BSNHS

©BSNHS 2014

Andy Sapsford’s blog about Sawbridgeworth Marsh Reserve

Daphne Wallace-Jarvis’s blog about Birchhanger Wood

View from the Marsh

May is the time of year when Spring gets into full swing. This is especially true this year with the mild winter and wet conditions that we have experienced. Everything seems to be at least two weeks forward and as I write, things like Apple blossom is over in some cases. The Cow Parsley is on full bloom which we would expect much more to be in mid-May.

Most of the migrant birds have arrived and it is good to hear a number of Willow Warblers which have become increasingly scarce in the last few years. There do not seem to have been many Swallows or House Martins about and we would be interested in any sightings that you may have.
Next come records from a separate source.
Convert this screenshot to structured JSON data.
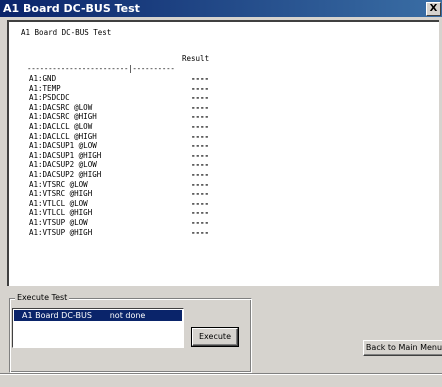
{
  "window": {
    "title": "A1 Board DC-BUS Test",
    "close_label": "X"
  },
  "report": {
    "heading": "A1 Board DC-BUS Test",
    "result_header": "Result",
    "separator": "------------------------|----------",
    "rows": [
      {
        "name": "A1:GND",
        "result": "----"
      },
      {
        "name": "A1:TEMP",
        "result": "----"
      },
      {
        "name": "A1:PSDCDC",
        "result": "----"
      },
      {
        "name": "A1:DACSRC @LOW",
        "result": "----"
      },
      {
        "name": "A1:DACSRC @HIGH",
        "result": "----"
      },
      {
        "name": "A1:DACLCL @LOW",
        "result": "----"
      },
      {
        "name": "A1:DACLCL @HIGH",
        "result": "----"
      },
      {
        "name": "A1:DACSUP1 @LOW",
        "result": "----"
      },
      {
        "name": "A1:DACSUP1 @HIGH",
        "result": "----"
      },
      {
        "name": "A1:DACSUP2 @LOW",
        "result": "----"
      },
      {
        "name": "A1:DACSUP2 @HIGH",
        "result": "----"
      },
      {
        "name": "A1:VTSRC @LOW",
        "result": "----"
      },
      {
        "name": "A1:VTSRC @HIGH",
        "result": "----"
      },
      {
        "name": "A1:VTLCL @LOW",
        "result": "----"
      },
      {
        "name": "A1:VTLCL @HIGH",
        "result": "----"
      },
      {
        "name": "A1:VTSUP @LOW",
        "result": "----"
      },
      {
        "name": "A1:VTSUP @HIGH",
        "result": "----"
      }
    ]
  },
  "execute_group": {
    "label": "Execute Test",
    "test_item": "A1 Board DC-BUS       not done",
    "execute_label": "Execute"
  },
  "back_button_label": "Back to Main Menu"
}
We would soon expect to see the first Swifts arrive, these seem to be the last to get here and the first to depart after nesting. Look out for them swooping and diving around buildings although the typical screaming parties are more usual later on when the chicks have fledged.

Now is a good time to look out for young Badger and Fox Cubs, once again as it is such an early year there is good evidence that these will be well grown by now. Something else to look out for will be the Speckled Wood butterfly, these have been very successful in recent years and the best place to see them is an open and sunlit woodland ride or path. It is now also the time to look out for Bats flying in the early evening.
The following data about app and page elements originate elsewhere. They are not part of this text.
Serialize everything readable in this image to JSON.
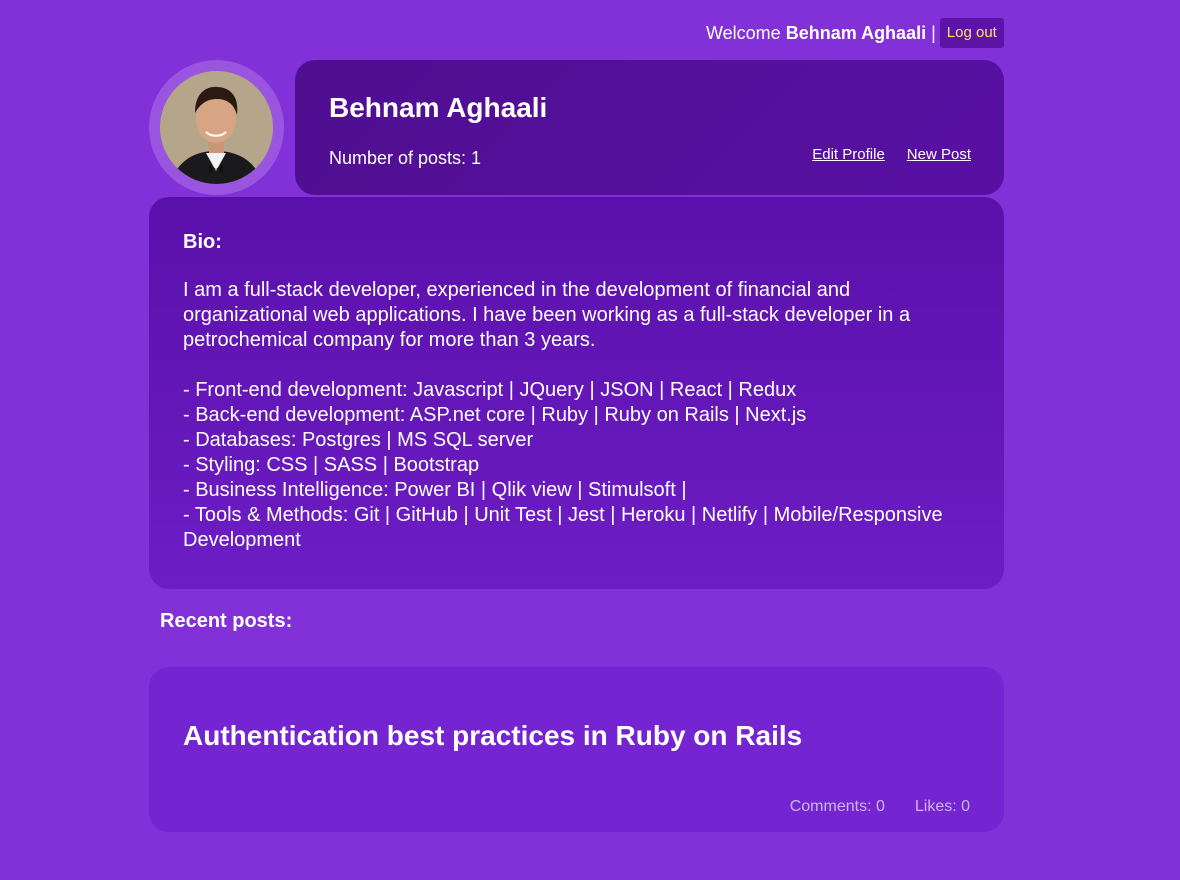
{
  "topbar": {
    "welcome": "Welcome",
    "user_name": "Behnam Aghaali",
    "separator": "|",
    "logout_label": "Log out"
  },
  "profile": {
    "name": "Behnam Aghaali",
    "posts_count_label": "Number of posts: 1",
    "edit_profile_label": "Edit Profile",
    "new_post_label": "New Post"
  },
  "bio": {
    "title": "Bio:",
    "intro": "I am a full-stack developer, experienced in the development of financial and organizational web applications. I have been working as a full-stack developer in a petrochemical company for more than 3 years.",
    "items": [
      "- Front-end development: Javascript | JQuery | JSON | React | Redux",
      "- Back-end development: ASP.net core | Ruby | Ruby on Rails | Next.js",
      "- Databases: Postgres | MS SQL server",
      "- Styling: CSS | SASS | Bootstrap",
      "- Business Intelligence: Power BI | Qlik view | Stimulsoft |",
      "- Tools & Methods: Git | GitHub | Unit Test | Jest | Heroku | Netlify | Mobile/Responsive Development"
    ]
  },
  "recent": {
    "title": "Recent posts:",
    "posts": [
      {
        "title": "Authentication best practices in Ruby on Rails",
        "comments": "Comments: 0",
        "likes": "Likes: 0"
      }
    ]
  }
}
Keep an eye on ponds, rivers and ditches as now the water is warming up, the silt brought down by winter floods is settling out and we would now start to expect to see freshwater life. A brown scum on the surface of stones or floating on the water will be found, under the microscope to be a seething mass of algae called diatoms. They are so prolific early in the season as they are maximising on the prolific supply of nutrients which have accumulated during the winter months.

Birchhanger Wood

This population has steadily expanded and built up, and today we are finally seeing this spectacular bird colonising our home area.
Please let us know if you have any sightings and especially if you have any evidence of them breeding.
Is it a Kite or a Buzzard?  These pictures and this website link will help you decide.

By 1870 the Red Kite had been exterminated from most parts of the UK. In the Middle Ages it was a common bird and played a useful role in scavenging and clearing up rubbish around our towns and cities. Victorian gamekeepers persecuted the bird so effectively that it was restricted to a tiny population in Wales.
Efforts on the part of conservationists, along with legal protection, managed to increase this tiny population to proper breeding capacity by 1991 and in 1989 English Nature and the RSPB introduced birds from Sweden and Spain to the Chilterns.

Red Kite

Common Buzzard

Yorkshire Kites Seasonal Gallery

Following on from a report of Ravens in the area  some weeks ago there has now been a positive sighting of these same birds giving every intention that they may well be nesting in the Hatfield Forest area.

Over the Farm Gate

Out & About in May

Red Kites continue to move eastwards

Are Ravens nesting in Hatfield Forest?

Views from the Marsh and the Wood

Out & About in previous months